Eggs are formed from progenitor germ cells that exit the mitotic cycle, thereby ending their ability to proliferate through cell division, and subsequently enter meiosis, a process unique to the formation of eggs and sperm which removes one half of the genetic material from each type of cell prior to fertilization.

While traditional thinking has held that female mammals are born with all of the eggs they will ever have, newer research has demonstrated that adult mouse and human ovaries contain a rare population of progenitor germ cells called oogonial stem cells capable of dividing and generating new . Using a powerful new that traces the number of divisions a cell has undergone with age (its 'depth') Shapiro and colleagues counted the number of times progenitor germ cells divided before becoming oocytes; their study was published in PLoS Genetics in February this year.

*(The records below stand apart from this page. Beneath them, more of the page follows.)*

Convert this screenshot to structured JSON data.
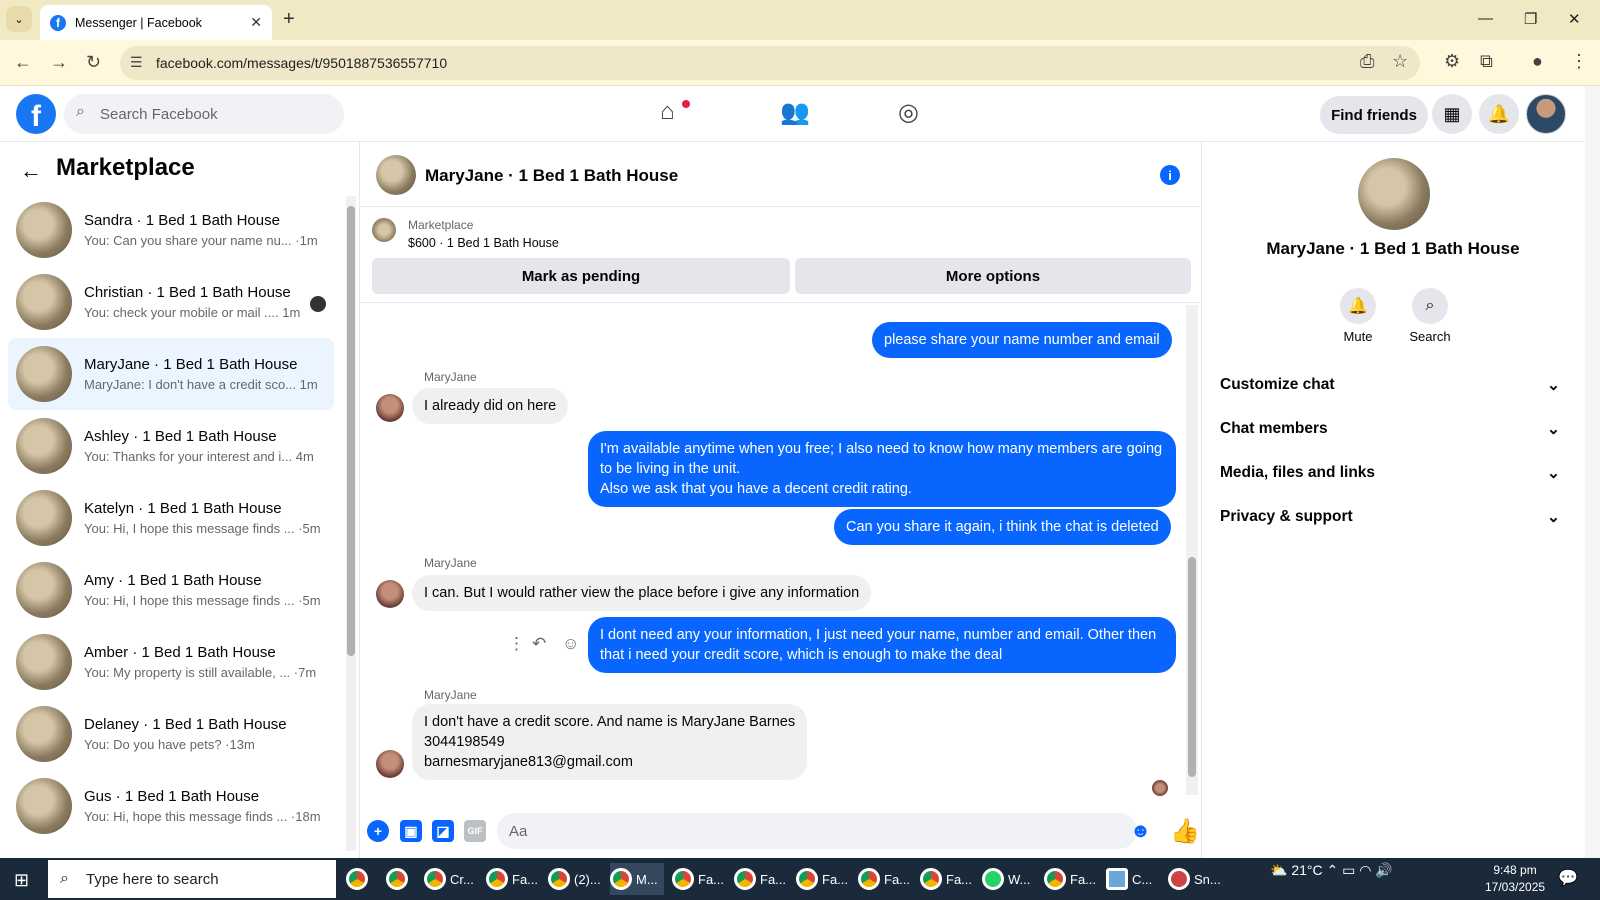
{
  "browser": {
    "tab_title": "Messenger | Facebook",
    "url": "facebook.com/messages/t/9501887536557710"
  },
  "header": {
    "search_placeholder": "Search Facebook",
    "find_friends": "Find friends"
  },
  "sidebar": {
    "title": "Marketplace",
    "conversations": [
      {
        "name": "Sandra · 1 Bed 1 Bath House",
        "preview": "You: Can you share your name nu... ·1m"
      },
      {
        "name": "Christian · 1 Bed 1 Bath House",
        "preview": "You: check your mobile or mail .... 1m"
      },
      {
        "name": "MaryJane · 1 Bed 1 Bath House",
        "preview": "MaryJane: I don't have a credit sco... 1m"
      },
      {
        "name": "Ashley · 1 Bed 1 Bath House",
        "preview": "You: Thanks for your interest and i... 4m"
      },
      {
        "name": "Katelyn · 1 Bed 1 Bath House",
        "preview": "You: Hi, I hope this message finds ... ·5m"
      },
      {
        "name": "Amy · 1 Bed 1 Bath House",
        "preview": "You: Hi, I hope this message finds ... ·5m"
      },
      {
        "name": "Amber · 1 Bed 1 Bath House",
        "preview": "You: My property is still available, ... ·7m"
      },
      {
        "name": "Delaney · 1 Bed 1 Bath House",
        "preview": "You: Do you have pets? ·13m"
      },
      {
        "name": "Gus · 1 Bed 1 Bath House",
        "preview": "You: Hi, hope this message finds ... ·18m"
      }
    ]
  },
  "chat": {
    "title": "MaryJane · 1 Bed 1 Bath House",
    "listing_label": "Marketplace",
    "listing_price": "$600 · 1 Bed 1 Bath House",
    "mark_pending": "Mark as pending",
    "more_options": "More options",
    "messages": [
      {
        "from": "me",
        "text": "please share your name number and email"
      },
      {
        "from": "MaryJane",
        "text": "I already did on here"
      },
      {
        "from": "me",
        "text": "I'm available anytime when you free; I also need to know how many members are going to be living in the unit.\nAlso we ask that you have a decent credit rating."
      },
      {
        "from": "me",
        "text": "Can you share it again, i think the chat is deleted"
      },
      {
        "from": "MaryJane",
        "text": "I can. But I would rather view the place before i give any information"
      },
      {
        "from": "me",
        "text": "I dont need any your information, I just need your name, number and email. Other then that i need your credit score, which is enough to make the deal"
      },
      {
        "from": "MaryJane",
        "text": "I don't have a credit score. And name is MaryJane Barnes\n3044198549\nbarnesmaryjane813@gmail.com"
      }
    ],
    "composer_placeholder": "Aa"
  },
  "info_panel": {
    "name": "MaryJane · 1 Bed 1 Bath House",
    "mute": "Mute",
    "search": "Search",
    "sections": [
      "Customize chat",
      "Chat members",
      "Media, files and links",
      "Privacy & support"
    ]
  },
  "taskbar": {
    "search_placeholder": "Type here to search",
    "apps": [
      "Cr...",
      "Fa...",
      "(2)...",
      "M...",
      "Fa...",
      "Fa...",
      "Fa...",
      "Fa...",
      "Fa...",
      "W...",
      "Fa...",
      "C...",
      "Sn..."
    ],
    "temperature": "21°C",
    "time": "9:48 pm",
    "date": "17/03/2025"
  },
  "colors": {
    "accent": "#0866ff",
    "brand": "#1877f2"
  }
}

If traditional thinking held true, all divisions would have occurred prior to birth, and thus all oocytes would exhibit the same depth regardless of age. However, the opposite was found – eggs showed a progressive increase in depth as the female mice grew older.

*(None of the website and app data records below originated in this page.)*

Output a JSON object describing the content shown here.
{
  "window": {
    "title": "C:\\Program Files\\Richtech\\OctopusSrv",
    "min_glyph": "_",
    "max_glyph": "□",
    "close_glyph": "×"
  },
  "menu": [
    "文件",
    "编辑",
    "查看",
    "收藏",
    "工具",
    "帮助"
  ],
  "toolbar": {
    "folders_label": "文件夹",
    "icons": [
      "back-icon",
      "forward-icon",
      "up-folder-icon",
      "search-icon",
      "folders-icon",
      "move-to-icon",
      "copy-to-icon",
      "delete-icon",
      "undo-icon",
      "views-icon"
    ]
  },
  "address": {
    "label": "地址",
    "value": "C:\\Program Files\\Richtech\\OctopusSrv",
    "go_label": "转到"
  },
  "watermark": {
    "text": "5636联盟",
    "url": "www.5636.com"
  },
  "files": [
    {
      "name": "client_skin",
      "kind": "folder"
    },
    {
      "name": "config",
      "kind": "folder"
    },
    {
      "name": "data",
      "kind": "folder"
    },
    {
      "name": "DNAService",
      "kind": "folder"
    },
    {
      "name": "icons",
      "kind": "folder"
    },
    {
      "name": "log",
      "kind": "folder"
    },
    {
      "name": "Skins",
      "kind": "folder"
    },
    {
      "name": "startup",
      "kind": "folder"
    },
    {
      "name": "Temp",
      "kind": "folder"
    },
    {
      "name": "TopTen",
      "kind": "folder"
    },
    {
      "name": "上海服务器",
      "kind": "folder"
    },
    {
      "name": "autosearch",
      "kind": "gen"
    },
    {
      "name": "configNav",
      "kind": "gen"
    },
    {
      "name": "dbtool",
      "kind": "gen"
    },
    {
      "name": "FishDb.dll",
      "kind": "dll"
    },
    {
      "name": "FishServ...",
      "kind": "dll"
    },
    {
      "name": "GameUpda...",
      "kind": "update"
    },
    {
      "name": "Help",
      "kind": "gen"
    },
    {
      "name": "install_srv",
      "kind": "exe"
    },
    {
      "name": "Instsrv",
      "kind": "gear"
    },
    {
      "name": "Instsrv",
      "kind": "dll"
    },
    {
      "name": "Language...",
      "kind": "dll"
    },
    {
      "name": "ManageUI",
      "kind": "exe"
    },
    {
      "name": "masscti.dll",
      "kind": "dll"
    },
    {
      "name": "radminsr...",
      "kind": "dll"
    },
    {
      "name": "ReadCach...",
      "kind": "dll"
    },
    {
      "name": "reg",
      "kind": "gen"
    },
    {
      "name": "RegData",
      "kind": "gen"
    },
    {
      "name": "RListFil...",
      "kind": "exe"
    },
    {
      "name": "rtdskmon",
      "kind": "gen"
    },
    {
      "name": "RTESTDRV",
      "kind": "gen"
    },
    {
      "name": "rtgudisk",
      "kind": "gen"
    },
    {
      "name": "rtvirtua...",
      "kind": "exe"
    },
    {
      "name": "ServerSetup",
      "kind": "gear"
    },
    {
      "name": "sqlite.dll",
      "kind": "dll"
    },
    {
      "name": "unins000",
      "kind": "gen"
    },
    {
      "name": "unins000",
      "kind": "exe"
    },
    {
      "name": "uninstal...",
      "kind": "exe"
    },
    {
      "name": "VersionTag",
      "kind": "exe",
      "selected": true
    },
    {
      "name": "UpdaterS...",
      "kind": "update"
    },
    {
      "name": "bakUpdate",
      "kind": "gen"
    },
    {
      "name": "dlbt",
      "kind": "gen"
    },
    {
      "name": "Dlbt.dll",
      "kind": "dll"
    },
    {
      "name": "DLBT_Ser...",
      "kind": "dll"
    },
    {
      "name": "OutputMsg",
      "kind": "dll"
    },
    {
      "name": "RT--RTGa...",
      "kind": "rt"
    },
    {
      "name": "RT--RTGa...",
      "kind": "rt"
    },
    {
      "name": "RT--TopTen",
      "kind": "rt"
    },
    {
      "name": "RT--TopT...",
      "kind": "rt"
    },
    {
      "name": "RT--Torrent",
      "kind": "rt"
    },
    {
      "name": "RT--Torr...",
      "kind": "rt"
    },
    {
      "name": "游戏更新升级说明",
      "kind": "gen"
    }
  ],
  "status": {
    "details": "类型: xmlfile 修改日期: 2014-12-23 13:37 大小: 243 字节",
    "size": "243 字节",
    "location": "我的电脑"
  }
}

In their assessment of the work by Shapiro and colleagues – published recently in a Perspective article – reproductive biologists Dori Woods, Evelyn Telfer and Jonathan Tilly conclude that the most plausible explanation for these findings is that progenitor in ovaries continue to divide throughout reproductive life, resulting in production of new oocytes with greater depth as animals age.

Although these investigations were performed in mice, there is emerging evidence that oogonial stem cells are also present in the ovaries of reproductive-age women, and these cells possess the capacity, like their mouse counterparts, to generate new oocytes under certain experimental conditions. While more work is needed to settle the debate over the significance of oocyte renewal in adult mammals, Woods and colleagues emphasize that "the recent work of Shapiro and colleagues is one of the first reports to offer experimental data consistent with a role for postnatal oocyte renewal in contributing to the reserve of ovarian follicles available for use in adult females as they age."

More information: Woods DC, Telfer EE, Tilly JL (2012) Oocyte Family Trees: Old Branches or New Stems? PLOS Genet 8(7): e1002848. doi:10.1371/journal.pgen.1002848

Related Stories

Recommended for you

Blocking a gene reduces fat

July 29, 2015

By blocking the expression of a certain gene in patients, University of Montreal researchers have contributed to the demonstration of great decreases in the concentration of triglycerides in their blood, even in various severe ...

Study identifies 'major player' in skin cancer genes

July 27, 2015

A multidisciplinary team at Yale, led by Yale Cancer Center members, has defined a subgroup of genetic mutations that are present in a significant number of melanoma skin cancer cases. Their findings shed light on an important ...

0 comments

Please sign in to add a comment. Registration is free, and takes less than a minute. Read more

Click here to reset your password.
Sign in to get notified via email when new comments are made.